Diamondbacks fine with $91 million payroll … for now
PHOENIX — Money just isn’t what it used to be.
The Diamondbacks are positioned to spend about $91 million on payroll this season, possibly a few million more depending how their two arbitration cases go. It would be the third-highest figure in franchise history . . . and among the lower third in the major leagues in 2015.
The D-backs made a big play in the offseason, committing about $85 million over six years in salary and taxes to Cuban emigres Yasmany Tomas and Yoan Lopez. Tomas will be given every chance to be the D-backs’ starting third baseman, and scouts have compared him in body and style to Kevin Mitchell. The D-backs consider right-hander Lopez a quick riser with front-of-the-rotation ability, and he has received an invitation to spring training.

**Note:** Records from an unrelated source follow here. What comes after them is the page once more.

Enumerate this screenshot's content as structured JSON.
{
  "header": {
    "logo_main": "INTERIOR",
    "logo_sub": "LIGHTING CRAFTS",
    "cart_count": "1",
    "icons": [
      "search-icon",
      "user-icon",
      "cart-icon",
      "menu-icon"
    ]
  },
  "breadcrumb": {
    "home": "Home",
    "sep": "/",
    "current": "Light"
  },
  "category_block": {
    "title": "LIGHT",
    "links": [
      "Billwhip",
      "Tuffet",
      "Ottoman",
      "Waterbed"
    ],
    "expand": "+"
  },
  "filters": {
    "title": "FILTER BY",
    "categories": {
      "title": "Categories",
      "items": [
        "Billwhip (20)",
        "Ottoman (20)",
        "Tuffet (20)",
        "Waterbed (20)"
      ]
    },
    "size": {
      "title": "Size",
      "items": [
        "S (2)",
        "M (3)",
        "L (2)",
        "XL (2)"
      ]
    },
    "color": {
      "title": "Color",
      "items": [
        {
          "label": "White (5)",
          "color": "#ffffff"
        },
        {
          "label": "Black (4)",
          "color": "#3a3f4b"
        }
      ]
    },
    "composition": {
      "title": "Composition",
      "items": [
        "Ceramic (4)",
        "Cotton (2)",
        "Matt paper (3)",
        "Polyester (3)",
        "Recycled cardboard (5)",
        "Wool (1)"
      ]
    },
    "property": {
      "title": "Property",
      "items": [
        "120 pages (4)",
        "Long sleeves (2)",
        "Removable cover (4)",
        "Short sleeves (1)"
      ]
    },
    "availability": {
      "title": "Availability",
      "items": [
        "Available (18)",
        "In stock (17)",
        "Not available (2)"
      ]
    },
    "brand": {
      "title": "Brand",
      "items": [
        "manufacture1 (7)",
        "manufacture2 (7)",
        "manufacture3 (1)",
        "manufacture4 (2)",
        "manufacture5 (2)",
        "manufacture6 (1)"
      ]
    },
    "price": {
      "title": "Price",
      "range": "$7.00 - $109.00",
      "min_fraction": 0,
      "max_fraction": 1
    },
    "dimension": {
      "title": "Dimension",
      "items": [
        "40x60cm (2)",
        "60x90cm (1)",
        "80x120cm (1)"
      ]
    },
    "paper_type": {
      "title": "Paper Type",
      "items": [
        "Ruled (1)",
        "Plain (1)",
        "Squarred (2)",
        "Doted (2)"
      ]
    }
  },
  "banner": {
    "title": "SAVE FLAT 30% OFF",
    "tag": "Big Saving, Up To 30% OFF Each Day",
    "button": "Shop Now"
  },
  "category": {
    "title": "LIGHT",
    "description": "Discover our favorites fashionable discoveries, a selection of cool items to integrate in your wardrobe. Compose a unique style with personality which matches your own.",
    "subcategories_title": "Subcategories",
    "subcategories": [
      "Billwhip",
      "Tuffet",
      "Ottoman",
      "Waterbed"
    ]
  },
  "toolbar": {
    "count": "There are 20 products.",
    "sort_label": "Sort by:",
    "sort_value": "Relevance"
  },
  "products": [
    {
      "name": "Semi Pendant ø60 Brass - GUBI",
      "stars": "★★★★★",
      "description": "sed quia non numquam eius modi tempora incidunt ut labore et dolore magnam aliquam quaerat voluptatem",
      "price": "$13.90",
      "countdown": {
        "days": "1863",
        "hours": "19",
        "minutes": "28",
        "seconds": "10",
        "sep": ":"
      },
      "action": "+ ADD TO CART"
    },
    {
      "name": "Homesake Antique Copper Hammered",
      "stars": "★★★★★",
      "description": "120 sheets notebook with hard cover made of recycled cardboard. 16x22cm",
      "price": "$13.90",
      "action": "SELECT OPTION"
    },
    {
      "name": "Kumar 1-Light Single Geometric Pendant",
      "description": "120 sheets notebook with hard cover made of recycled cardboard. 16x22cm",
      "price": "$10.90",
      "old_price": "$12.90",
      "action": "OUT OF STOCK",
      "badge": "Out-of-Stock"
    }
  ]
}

Even after losing money last season, the D-backs are unlikely to shed salary, general manager Dave Stewart has said, leaving unsaid the natural caveat regarding an offer he cannot refuse. At the same time, at some point the D-backs will need to make room for the $16 million outlay in the Lopez deal — his $8.25 million signing bonus plus an $8 million tax to major league baseball for over-spending their international bonus pool. That is not something Stewart needs to concern himself about now.

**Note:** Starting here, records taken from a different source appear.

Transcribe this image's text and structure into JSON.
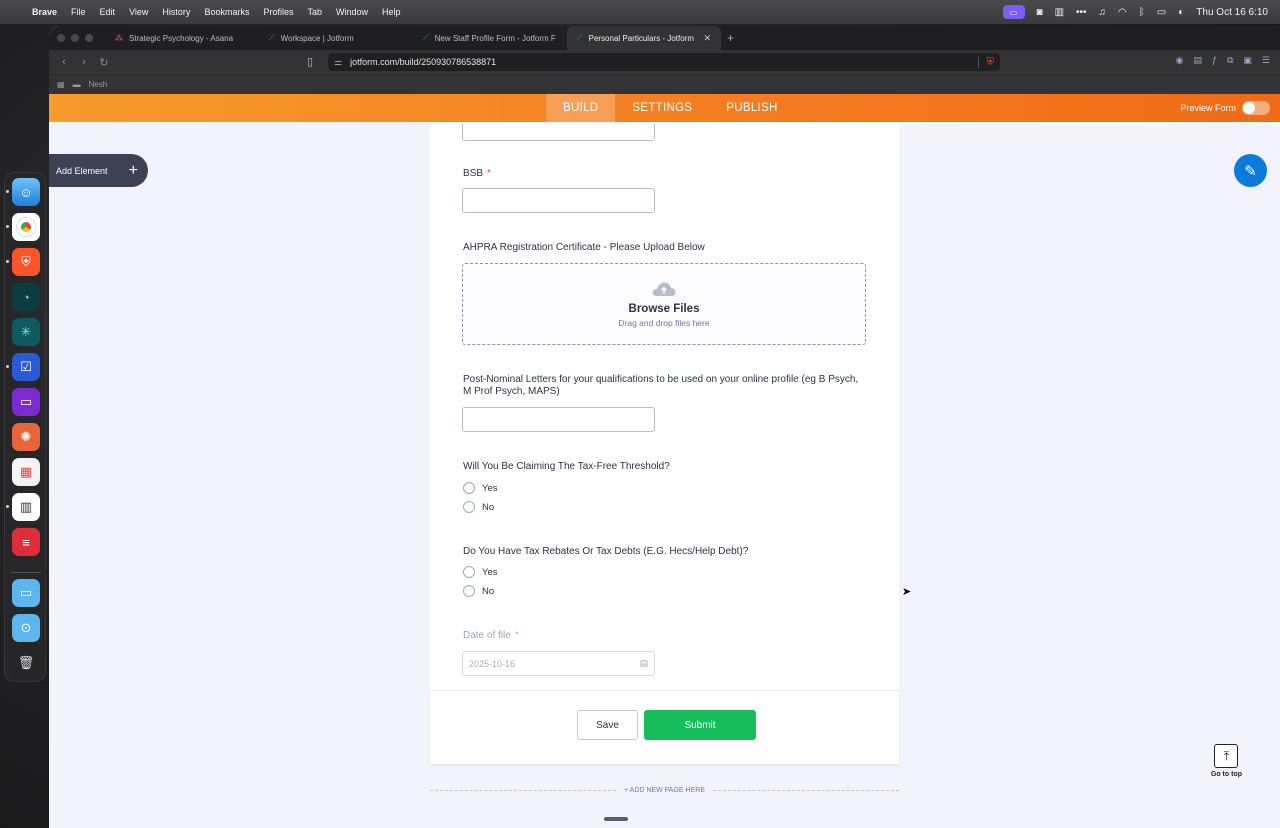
{
  "menubar": {
    "app": "Brave",
    "items": [
      "File",
      "Edit",
      "View",
      "History",
      "Bookmarks",
      "Profiles",
      "Tab",
      "Window",
      "Help"
    ],
    "datetime": "Thu Oct 16  6:10"
  },
  "browser": {
    "tabs": [
      {
        "label": "Strategic Psychology - Asana"
      },
      {
        "label": "Workspace | Jotform"
      },
      {
        "label": "New Staff Profile Form - Jotform F"
      },
      {
        "label": "Personal Particulars - Jotform"
      }
    ],
    "url": "jotform.com/build/250930786538871",
    "bookmark_folder": "Nesh"
  },
  "jotform": {
    "nav": [
      "BUILD",
      "SETTINGS",
      "PUBLISH"
    ],
    "active_nav": "BUILD",
    "preview_label": "Preview Form",
    "add_element_label": "Add Element",
    "go_to_top_label": "Go to top",
    "add_page_label": "+ ADD NEW PAGE HERE"
  },
  "form": {
    "bsb_label": "BSB",
    "required_mark": "*",
    "upload_label": "AHPRA Registration Certificate - Please Upload Below",
    "upload_title": "Browse Files",
    "upload_sub": "Drag and drop files here",
    "postnominal_label": "Post-Nominal Letters for your qualifications to be used on your online profile (eg B Psych, M Prof Psych, MAPS)",
    "tax_threshold_label": "Will You Be Claiming The Tax-Free Threshold?",
    "tax_rebates_label": "Do You Have Tax Rebates Or Tax Debts (E.G. Hecs/Help Debt)?",
    "options": {
      "yes": "Yes",
      "no": "No"
    },
    "date_label": "Date of file",
    "date_value": "2025-10-16",
    "save_label": "Save",
    "submit_label": "Submit"
  },
  "colors": {
    "header_orange": "#f47d22",
    "submit_green": "#18bd5b",
    "required_red": "#f23a3c",
    "designer_blue": "#0b7bd9"
  }
}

"When I looked at the (budget) number, I was like, Whew," Stewart said. "I think at some point we’ll sit down and figure out where that $16 million is going to come from, but it does not officially touch our major league budget right now. It is out there, so it is not going to be ignored."
After trading Miguel Montero and the remaining $40 million owed him through 2017, the D-backs have mostly workable contracts. Paul Goldschmidt, for example, is to make $3 million this season in the second year of a five-year, $32-million extension signed the day before the start of the 2013 season. Tomas is to make $2 million in salary and another $2.5 million in prorated bonus money on his back-loaded deal.

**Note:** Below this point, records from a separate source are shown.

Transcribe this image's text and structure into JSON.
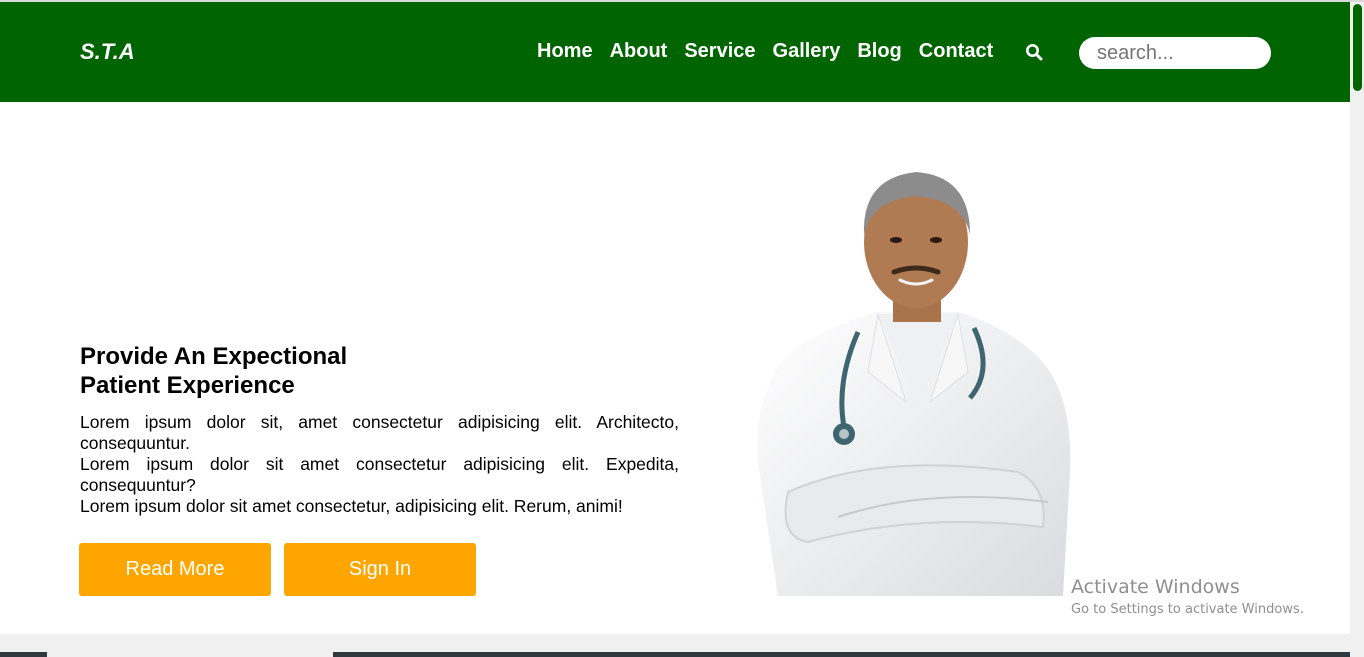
{
  "header": {
    "logo": "S.T.A",
    "nav": [
      "Home",
      "About",
      "Service",
      "Gallery",
      "Blog",
      "Contact"
    ],
    "search_placeholder": "search..."
  },
  "hero": {
    "title_line1": "Provide An Expectional",
    "title_line2": "Patient Experience",
    "paragraphs": [
      "Lorem ipsum dolor sit, amet consectetur adipisicing elit. Architecto, consequuntur.",
      "Lorem ipsum dolor sit amet consectetur adipisicing elit. Expedita, consequuntur?",
      "Lorem ipsum dolor sit amet consectetur, adipisicing elit. Rerum, animi!"
    ],
    "read_more": "Read More",
    "sign_in": "Sign In"
  },
  "watermark": {
    "title": "Activate Windows",
    "subtitle": "Go to Settings to activate Windows."
  },
  "colors": {
    "brand_green": "#006400",
    "button_orange": "#ffa500"
  },
  "icons": {
    "search": "magnifier"
  }
}
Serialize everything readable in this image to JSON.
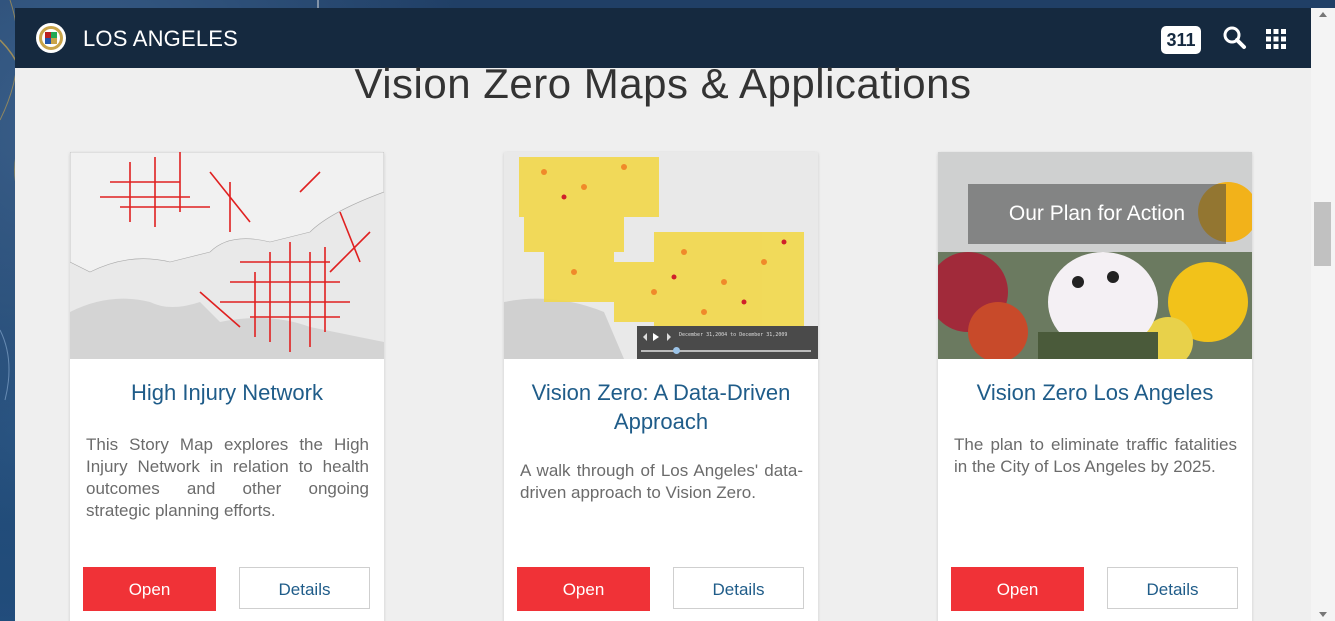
{
  "header": {
    "brand": "LOS ANGELES",
    "badge_311": "311",
    "icons": [
      "la-seal-icon",
      "search-icon",
      "apps-grid-icon"
    ]
  },
  "page": {
    "title": "Vision Zero Maps & Applications"
  },
  "cards": [
    {
      "title": "High Injury Network",
      "description": "This Story Map explores the High Injury Network in relation to health outcomes and other ongoing strategic planning efforts.",
      "open_label": "Open",
      "details_label": "Details"
    },
    {
      "title": "Vision Zero: A Data-Driven Approach",
      "description": "A walk through of Los Angeles' data-driven approach to Vision Zero.",
      "open_label": "Open",
      "details_label": "Details",
      "player_text": "December 31,2004 to December 31,2009"
    },
    {
      "title": "Vision Zero Los Angeles",
      "description": "The plan to eliminate traffic fatalities in the City of Los Angeles by 2025.",
      "open_label": "Open",
      "details_label": "Details",
      "image_overlay": "Our Plan for Action"
    }
  ],
  "colors": {
    "header_bg": "#15293f",
    "open_button": "#f03237",
    "title_blue": "#1f5c89"
  }
}
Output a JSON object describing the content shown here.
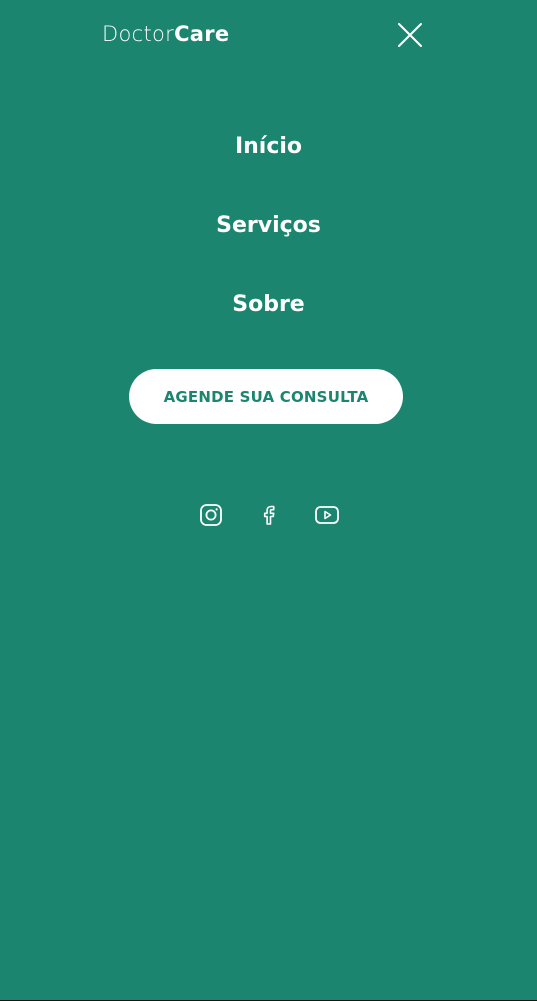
{
  "brand": {
    "name_light": "Doctor",
    "name_bold": "Care"
  },
  "header": {
    "close_icon": "close-icon"
  },
  "nav": {
    "items": [
      {
        "label": "Início"
      },
      {
        "label": "Serviços"
      },
      {
        "label": "Sobre"
      }
    ]
  },
  "cta": {
    "label": "AGENDE SUA CONSULTA"
  },
  "social": {
    "icons": [
      "instagram-icon",
      "facebook-icon",
      "youtube-icon"
    ]
  },
  "colors": {
    "background": "#1b856f",
    "foreground": "#ffffff",
    "cta_text": "#1b856f"
  }
}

"No one has told me before the season starts you need to cut payroll. No one has told me by the All-Star break we have to cut payroll. No one has said that," Stewart said.
"We are not going to hurt ourselves and not give ourselves an opportunity to win as many games as we can to try to get guys off the books. We have to see where we are going to go, how our team is going to play. Once we get a real good look . . . and usually you don’t know that until you get to midseason, when people say are you buyers or sellers. We’re going to wait probably until we get to that area to really understand what we need to do."
The D-backs could be in an enviable position if they were to become sellers at the deadline because of the young arms stockpiled in the bullpen. Solid setup man and occasional closer Brad Ziegler is to earn $5 million this season and $5.5 million with a $1 million buyout in 2016, and he could do for another team what he did for the D-backs when he was acquired from Oakland in 2011. Oliver Perez ($2.5 million this season) and David Hernandez ($2 million) are in the same boat. All three are valuable to the D-backs now, but with Evan Marshall, Matt Stites and minor leaguers Enrique Burgos, Kaleb Fleck and Will Locante in the wings, the D-backs are deep there. (You need only to look Javier Lopez’ effect on San Francisco’s recent World Series run to know how precious relievers can be to contenders down the stretch.)
Stewart knows the way the game works.
"I have to think that if we need to do something, there will be some opportunity at some point," he said. "I’m not sure if it is going to be sooner or it is going to be later. We’ll have time to adjust to that and make decisions on that."